SWYF Finds: Titles to add to your book/cook shelves

Image from Vegetarian Times store

Healing Foods Cookbook, a special by Vegetarian Times: I think the months of February and March are the dreariest weather-wise, and perhaps the most boring, colorless ones on the local food front. You've probably started to tap into your canned goods, and potatoes, carrots and other root vegetables are losing their appeal. At least, these were my thoughts until I came across the Healing Foods Cookbook, a special issue of Vegetarian Times*. It has amazing, healthful recipes that make you want to get into your kitchen and cook. There's a list of "25 Foods You Need" - including the lesser known adzuki beans, buckweat, chamomile, chia seeds - with mouthwatering recipes to accompany each one. Also in the issue: heart-healthy soups, hearty root vegetable dishes and an entire gluten-free section. I would argue that this issue should be a staple in any vegetarian kitchen, for anyone wanting to begin, maintain or continue a healthy lifestyle, or for those who want to build and expand their veg repertoire with versatile recipes. *Note: This is only on stands until March 7, so go to your local bookstore, or get it here!

Image from Storey Publishing
Put 'em Up! (Storey Publishing, 2010) by Sheri Brooks Vinton: Never has canning and food preservation been so cool, kitschy and practical. Released in 2010, Put 'em Up! offers up tips and techniques to beginning and experienced canners, or those interested in learning about food preserving. Vinton mixes classic preserved recipes with lesser known ones. As I was reading it, I became so excited for new projects - and summer foods - for the upcoming year. Other reasons to get Put 'em Up!? It's so fun to look at! The detailed illustrations and beautiful images of canned goods (I have a little obsession with mason jars) with enlarged, handwritten tags. Vinton's commentary is also extremely thoughtful and approachable, which will put new food preserves at ease.

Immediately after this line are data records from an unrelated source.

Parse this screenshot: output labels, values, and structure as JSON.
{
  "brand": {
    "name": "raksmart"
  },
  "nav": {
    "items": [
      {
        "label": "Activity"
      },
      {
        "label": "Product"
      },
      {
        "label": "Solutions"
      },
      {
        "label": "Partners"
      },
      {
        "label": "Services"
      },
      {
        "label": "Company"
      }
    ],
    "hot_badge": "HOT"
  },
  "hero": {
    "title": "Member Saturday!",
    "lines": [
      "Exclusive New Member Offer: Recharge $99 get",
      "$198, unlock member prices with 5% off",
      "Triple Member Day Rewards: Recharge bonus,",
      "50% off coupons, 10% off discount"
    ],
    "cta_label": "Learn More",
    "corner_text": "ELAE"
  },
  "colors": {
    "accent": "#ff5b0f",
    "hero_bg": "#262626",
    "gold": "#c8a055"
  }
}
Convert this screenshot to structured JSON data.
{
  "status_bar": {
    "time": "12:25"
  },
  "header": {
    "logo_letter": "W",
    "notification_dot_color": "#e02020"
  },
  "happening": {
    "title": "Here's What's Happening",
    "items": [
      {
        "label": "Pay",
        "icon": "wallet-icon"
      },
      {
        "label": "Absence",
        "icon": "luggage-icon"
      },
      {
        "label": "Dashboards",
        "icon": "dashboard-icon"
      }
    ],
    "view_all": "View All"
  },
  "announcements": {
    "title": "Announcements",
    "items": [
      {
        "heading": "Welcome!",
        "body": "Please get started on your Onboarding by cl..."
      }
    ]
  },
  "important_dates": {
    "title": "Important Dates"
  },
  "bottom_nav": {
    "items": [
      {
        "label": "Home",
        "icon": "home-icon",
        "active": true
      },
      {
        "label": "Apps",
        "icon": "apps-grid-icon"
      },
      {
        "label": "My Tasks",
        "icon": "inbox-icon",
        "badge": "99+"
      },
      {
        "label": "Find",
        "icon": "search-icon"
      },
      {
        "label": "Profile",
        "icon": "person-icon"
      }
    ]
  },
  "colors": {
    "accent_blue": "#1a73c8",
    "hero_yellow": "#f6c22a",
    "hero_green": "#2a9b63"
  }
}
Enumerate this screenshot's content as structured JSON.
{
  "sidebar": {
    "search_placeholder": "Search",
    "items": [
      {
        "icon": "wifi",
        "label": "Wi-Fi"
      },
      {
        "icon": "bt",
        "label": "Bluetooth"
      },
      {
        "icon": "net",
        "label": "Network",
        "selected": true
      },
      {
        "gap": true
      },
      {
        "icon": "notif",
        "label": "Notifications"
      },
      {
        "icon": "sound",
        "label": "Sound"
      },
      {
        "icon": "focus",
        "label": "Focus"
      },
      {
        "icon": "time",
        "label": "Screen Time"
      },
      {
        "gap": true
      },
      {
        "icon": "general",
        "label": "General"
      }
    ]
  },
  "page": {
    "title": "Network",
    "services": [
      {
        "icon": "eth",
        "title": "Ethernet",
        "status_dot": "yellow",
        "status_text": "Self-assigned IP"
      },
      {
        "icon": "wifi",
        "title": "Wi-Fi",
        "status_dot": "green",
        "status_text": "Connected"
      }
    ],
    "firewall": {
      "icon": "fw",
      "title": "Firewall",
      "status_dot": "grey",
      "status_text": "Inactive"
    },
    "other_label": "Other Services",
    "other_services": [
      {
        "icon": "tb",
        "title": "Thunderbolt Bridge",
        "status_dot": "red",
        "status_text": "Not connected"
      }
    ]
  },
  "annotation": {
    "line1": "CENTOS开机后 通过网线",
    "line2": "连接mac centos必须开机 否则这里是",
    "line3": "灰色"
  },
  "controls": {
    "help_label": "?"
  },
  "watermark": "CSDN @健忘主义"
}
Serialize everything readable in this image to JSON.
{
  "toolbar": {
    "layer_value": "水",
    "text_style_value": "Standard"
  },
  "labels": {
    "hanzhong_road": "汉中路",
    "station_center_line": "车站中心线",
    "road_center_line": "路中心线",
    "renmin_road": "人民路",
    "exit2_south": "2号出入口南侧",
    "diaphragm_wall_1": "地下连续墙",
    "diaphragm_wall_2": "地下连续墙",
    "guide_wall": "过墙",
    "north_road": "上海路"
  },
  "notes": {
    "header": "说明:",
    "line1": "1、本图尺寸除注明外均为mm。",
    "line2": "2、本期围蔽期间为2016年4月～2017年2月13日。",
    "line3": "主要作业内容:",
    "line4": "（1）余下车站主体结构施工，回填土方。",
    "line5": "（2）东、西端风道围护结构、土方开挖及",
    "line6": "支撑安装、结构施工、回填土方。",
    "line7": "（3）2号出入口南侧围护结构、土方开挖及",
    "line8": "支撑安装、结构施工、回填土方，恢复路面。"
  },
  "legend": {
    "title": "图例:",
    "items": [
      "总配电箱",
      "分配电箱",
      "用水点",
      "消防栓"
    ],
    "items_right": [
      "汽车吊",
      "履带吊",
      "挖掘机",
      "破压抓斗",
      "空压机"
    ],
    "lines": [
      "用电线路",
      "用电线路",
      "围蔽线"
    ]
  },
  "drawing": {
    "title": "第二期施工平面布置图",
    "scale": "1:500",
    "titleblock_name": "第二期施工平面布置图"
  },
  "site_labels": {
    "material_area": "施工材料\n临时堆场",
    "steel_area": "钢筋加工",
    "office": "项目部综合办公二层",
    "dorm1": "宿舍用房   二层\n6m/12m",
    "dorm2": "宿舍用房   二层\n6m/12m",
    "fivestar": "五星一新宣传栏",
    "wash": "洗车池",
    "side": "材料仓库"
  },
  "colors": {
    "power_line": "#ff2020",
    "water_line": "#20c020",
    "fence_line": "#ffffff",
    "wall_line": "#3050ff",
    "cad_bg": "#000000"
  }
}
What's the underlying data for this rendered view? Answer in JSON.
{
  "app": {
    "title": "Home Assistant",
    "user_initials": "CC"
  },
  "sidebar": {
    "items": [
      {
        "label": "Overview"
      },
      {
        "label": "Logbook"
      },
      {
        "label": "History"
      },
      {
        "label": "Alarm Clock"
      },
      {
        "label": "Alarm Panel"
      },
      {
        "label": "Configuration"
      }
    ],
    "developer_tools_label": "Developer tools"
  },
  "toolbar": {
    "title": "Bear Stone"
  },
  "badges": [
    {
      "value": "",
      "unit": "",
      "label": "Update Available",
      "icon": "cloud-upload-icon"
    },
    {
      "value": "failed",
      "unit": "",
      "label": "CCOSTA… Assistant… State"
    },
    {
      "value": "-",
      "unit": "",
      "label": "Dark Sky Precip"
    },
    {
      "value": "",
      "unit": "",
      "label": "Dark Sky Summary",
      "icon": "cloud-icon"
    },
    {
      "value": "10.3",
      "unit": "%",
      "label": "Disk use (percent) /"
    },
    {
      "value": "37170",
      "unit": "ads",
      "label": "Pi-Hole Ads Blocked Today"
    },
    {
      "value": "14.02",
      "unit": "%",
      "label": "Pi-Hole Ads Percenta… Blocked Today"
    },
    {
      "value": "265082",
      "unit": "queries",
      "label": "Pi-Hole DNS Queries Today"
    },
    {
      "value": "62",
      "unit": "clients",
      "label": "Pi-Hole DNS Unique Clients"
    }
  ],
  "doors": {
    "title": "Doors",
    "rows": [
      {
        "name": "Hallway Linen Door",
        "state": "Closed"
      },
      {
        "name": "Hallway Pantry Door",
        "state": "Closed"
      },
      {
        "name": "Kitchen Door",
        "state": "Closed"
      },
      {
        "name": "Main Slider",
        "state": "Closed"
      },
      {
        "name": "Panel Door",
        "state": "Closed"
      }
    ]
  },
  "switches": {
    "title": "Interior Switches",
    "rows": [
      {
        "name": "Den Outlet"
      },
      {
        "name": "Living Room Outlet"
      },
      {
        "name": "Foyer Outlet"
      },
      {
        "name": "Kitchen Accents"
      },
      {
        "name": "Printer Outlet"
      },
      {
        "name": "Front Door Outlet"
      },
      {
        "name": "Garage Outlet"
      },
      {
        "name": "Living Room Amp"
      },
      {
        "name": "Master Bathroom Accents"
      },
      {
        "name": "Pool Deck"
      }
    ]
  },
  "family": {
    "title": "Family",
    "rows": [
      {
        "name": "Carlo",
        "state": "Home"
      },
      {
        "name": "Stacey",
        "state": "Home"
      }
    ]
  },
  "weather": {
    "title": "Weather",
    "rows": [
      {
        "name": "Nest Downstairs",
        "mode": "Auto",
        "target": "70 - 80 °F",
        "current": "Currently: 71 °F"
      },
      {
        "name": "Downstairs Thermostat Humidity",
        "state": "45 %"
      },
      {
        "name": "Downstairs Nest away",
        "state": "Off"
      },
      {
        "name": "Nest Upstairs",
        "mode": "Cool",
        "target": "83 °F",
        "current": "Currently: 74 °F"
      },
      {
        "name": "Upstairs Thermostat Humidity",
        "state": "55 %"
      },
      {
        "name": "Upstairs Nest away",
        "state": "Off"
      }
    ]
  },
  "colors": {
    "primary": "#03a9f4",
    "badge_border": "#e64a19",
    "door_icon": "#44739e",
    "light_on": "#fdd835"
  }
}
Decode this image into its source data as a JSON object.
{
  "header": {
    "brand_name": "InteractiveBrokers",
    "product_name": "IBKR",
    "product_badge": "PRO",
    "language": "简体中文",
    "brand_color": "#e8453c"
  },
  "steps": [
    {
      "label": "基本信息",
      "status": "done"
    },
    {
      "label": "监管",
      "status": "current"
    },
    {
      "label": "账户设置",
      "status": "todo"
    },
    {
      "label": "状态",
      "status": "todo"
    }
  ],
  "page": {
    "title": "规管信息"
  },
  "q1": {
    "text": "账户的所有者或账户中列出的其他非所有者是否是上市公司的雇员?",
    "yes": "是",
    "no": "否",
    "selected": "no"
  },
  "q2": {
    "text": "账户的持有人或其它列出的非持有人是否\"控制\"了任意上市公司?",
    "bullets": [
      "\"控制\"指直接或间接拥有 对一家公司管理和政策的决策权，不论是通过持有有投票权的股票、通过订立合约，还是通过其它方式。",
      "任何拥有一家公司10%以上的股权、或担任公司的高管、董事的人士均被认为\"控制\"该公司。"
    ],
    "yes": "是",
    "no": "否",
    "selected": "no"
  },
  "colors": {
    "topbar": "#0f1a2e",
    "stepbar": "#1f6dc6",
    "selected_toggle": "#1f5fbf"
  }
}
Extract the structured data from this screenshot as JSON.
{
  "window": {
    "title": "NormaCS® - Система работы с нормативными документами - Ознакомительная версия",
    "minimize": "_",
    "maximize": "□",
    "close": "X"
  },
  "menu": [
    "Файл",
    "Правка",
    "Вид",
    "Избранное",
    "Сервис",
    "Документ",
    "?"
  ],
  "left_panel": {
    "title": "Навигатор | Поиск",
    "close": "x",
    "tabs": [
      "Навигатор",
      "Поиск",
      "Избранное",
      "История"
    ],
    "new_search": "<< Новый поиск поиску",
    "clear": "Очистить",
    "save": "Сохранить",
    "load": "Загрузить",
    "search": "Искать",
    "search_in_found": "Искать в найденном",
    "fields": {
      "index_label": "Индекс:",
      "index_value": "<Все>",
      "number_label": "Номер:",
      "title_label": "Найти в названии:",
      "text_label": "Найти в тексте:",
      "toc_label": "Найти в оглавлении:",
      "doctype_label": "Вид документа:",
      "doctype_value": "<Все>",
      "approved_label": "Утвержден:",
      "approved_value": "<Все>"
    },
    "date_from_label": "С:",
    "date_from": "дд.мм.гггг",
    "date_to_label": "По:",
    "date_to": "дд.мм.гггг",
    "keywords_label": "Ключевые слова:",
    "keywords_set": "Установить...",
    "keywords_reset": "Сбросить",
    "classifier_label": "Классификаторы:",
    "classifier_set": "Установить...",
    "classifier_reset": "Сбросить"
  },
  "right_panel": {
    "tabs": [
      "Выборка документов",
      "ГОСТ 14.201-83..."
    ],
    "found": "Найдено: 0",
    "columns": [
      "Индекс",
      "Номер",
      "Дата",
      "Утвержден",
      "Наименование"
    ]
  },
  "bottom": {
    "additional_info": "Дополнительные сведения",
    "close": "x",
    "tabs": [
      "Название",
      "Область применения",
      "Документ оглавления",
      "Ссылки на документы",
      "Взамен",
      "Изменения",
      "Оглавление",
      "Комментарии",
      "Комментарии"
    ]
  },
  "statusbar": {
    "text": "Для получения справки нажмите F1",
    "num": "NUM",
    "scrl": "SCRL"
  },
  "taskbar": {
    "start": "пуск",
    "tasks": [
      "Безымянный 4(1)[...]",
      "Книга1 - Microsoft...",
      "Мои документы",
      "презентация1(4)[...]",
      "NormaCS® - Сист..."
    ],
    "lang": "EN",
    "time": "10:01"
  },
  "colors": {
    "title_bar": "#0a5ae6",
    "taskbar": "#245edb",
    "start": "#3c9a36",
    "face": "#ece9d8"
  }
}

Put 'em Up! is a great resource for anyone interested in becoming more self-sufficient - and adventurous - in their approach to food and in the kitchen. And, according to her Web site, Vinton is "working on two more Put ‘em Up!  books which will offer more tips, tricks and recipes for 'preserving local agriculture.'"

Image from Chronicle Books
Farm Together Now: A Portrait of People, Places, and Ideas for a New Food Movement (Chronicle Books, 2010) by Amy Franceschini and Daniel Tucker: This book reaffirmed my love of farming, working in the dirt and affections for the people of whom I've had the great fortune to meet during the last few years. Franceschini and Tucker profile amazing individuals and organizations who live and breathe good food and the desire to expand the enthusiasm behind the "new food" movement. Anyone who accuses this movement of being elitist needs to read the book. The authors went coast-to-coast to research and interview farmers, community organizers and agricultural groups from a broad range of political, economic and social backgrounds. Thanks to Franceschini, Tucker, contributors and the farmers who were profiled for this inspiring, hopeful and on-going literary gift.